Collector’s Third Floor is a Museum of Wizard of Oz Memorabilia

Winkie Guard

It all began when Jane Albright was a child. Her household had a shelf of twelve books from L. Frank Baum’s Oz series. Jane was driven to read the entire series. By borrowing from neighbors, she was able to read 35 books and sought to gather all 40 titles from the collection. In order to meet other fans of the series, 13-year-old Jane became a member of the International Wizard of Oz Club in 1971. In college, her focus began to shift from a child reader to an adult collector when her collection won a book collecting contest at Kansas University in 1977. The prize included a year-long display on campus, which introduced her to the fun of sharing Oz with the public. But it was a fellow collector who really helped spark the collecting bug. “I met a friend who collected all of the Oz memorabilia. Seeing his collection of dolls and toys and autographs – that took my collection, [which was at first focused only on books], in a much broader direction. And now I love it all!”

Today, Jane is the owner of an exceptionally varied collection of Oz memorabilia. She has everything from rare books, to merchandise from the 1939 film, to original published art, international materials, and much, much more. The very first non-book item in the collection was actually a peanut butter pail! The pail bears the slogan, “Oz, the delicious peanut butter spread!” This pail was discovered at an antique show that Jane attended with her mother. The lid had been painted, and she ended up picking off the paint with a paring knife to discover the Oz design underneath.

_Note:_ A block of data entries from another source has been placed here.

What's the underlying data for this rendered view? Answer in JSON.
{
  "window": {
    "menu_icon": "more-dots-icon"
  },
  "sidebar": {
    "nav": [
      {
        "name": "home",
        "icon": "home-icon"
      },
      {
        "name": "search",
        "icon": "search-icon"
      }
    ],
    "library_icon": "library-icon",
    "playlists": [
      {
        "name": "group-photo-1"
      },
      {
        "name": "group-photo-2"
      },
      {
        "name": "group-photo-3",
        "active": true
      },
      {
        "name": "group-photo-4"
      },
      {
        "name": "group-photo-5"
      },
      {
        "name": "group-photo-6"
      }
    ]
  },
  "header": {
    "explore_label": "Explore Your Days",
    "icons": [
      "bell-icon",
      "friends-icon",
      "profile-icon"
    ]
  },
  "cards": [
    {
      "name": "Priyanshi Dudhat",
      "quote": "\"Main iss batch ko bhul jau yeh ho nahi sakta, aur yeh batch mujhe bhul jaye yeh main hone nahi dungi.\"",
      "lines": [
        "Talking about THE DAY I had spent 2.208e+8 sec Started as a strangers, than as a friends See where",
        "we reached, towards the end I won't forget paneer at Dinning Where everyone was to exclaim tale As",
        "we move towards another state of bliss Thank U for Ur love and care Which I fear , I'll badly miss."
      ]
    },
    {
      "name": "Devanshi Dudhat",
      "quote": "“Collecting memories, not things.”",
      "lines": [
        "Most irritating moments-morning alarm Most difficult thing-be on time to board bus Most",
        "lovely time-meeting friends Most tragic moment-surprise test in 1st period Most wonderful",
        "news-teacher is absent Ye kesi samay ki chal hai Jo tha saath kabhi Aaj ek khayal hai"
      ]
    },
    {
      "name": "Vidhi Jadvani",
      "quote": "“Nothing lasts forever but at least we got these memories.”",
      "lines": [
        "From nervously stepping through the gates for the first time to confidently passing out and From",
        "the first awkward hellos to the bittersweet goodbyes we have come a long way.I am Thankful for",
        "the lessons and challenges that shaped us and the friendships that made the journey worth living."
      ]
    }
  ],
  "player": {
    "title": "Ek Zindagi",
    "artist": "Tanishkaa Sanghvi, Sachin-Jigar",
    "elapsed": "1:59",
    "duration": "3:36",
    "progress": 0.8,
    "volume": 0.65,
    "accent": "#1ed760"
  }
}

Jane also began to collect handmade Christmas ornaments. “I have an upside-down tree, shaped like a tornado, that’s [decorated] with all of my Oz ornaments, nutcrackers, [and more]!”

While she has some incredible figurines, including some made by Goebel (the company that produces Hummel figurines), Jane prefers to collect things that were originally designed for people to use. This includes things such as books, toys, sheet music, record players, a 1921 Oz board game with characters made of pewter, and cookie jars. “It’s a treat to find these things that have survived through the years,” Jane shares. “I have an old doll of my favorite Oz characters, the Patchwork Girl, made from silk quilts. She’s so old but such a beautiful doll that some mother made for her child long ago.”

Another notable item is a life-size Winkie guard. Originally made for a 1989 Oz display at Macy’s Herald Square, the Winkie was purchased at auction then rode across country in the passenger seat of a friend’s car, Jane recalls with a laugh. Behind this Winkie guard stands a wooden cutout of three flying monkeys. A full-size replica of the MGM film’s hourglass rests below his spear.

When asked about her favorite item, Jane can’t narrow it down to one. “I have favorites in different categories.” She treasures a book that L. Frank Baum printed and hand-bound in 1898. Of her international items, it might be the first Russian translation of The Wizard of Oz from 1939, or perhaps the set of dolls from the 1985 Disney film Return to Oz. The Ideal dolls are a stand-out item from the MGM film merchandise collection. Shares Jane, “A piece that’s not precious to others may be [precious] to me because of the story behind it. Many favorites were gifts from dear friends.”

Upon entering Jane’s home, you would never recognize that she is an avid Oz collector. Her collection isn’t on display until the third floor of her home, where it then takes up the entire level of the house. “A lot of people are understandably limited to a curio cabinet,” Jane shares. “They are stopped in their tracks when they see [my collection].” The collection is loosely organized. When Jane first moved into her current space, everything had a place, but as her collection grows, she hasn’t been able to stay true to her original vision of organization. “A lot of it starts to spill everywhere!” she shares. She does keep her rarest books together in one area, making it easier for her daughter to know where the most valuable items are. She’s also taken an extra step to protect things from sunlight by putting UV filtering film over her third-floor windows.

Besides being displayed in her home, Jane’s collection has been featured in countless exhibits in toy museums, doll museums, art museums, history museums, and libraries. Notably, this includes a Christmas room that she set up to be displayed at the Great Overland Station in Topeka, Kansas. She also regularly rotates themed displays through one case in the Oz Museum in Wamego, Kansas. The current theme is “Maps of Oz.” Though many collectors don’t enjoy the risks that come with exhibiting their prized possessions, Jane is always game for an opportunity to share her collection with others. “I am especially motivated to help the general public understand how big the Oz story is in American Pop culture,” she says. “When I can do a big exhibit, I tend to jump at the chance.”

Jane also serves as the president of the International Wizard of Oz Club – the same one that she joined at the age of 13. “The club was founded in 1957,” shares Jane. “At the moment, we have about 700 members. Thanks to social media and Facebook, Oz fans can find one another online and are part of huge Facebook groups. Now that we can do things virtually, we have the opportunity to meet and interact with each other.”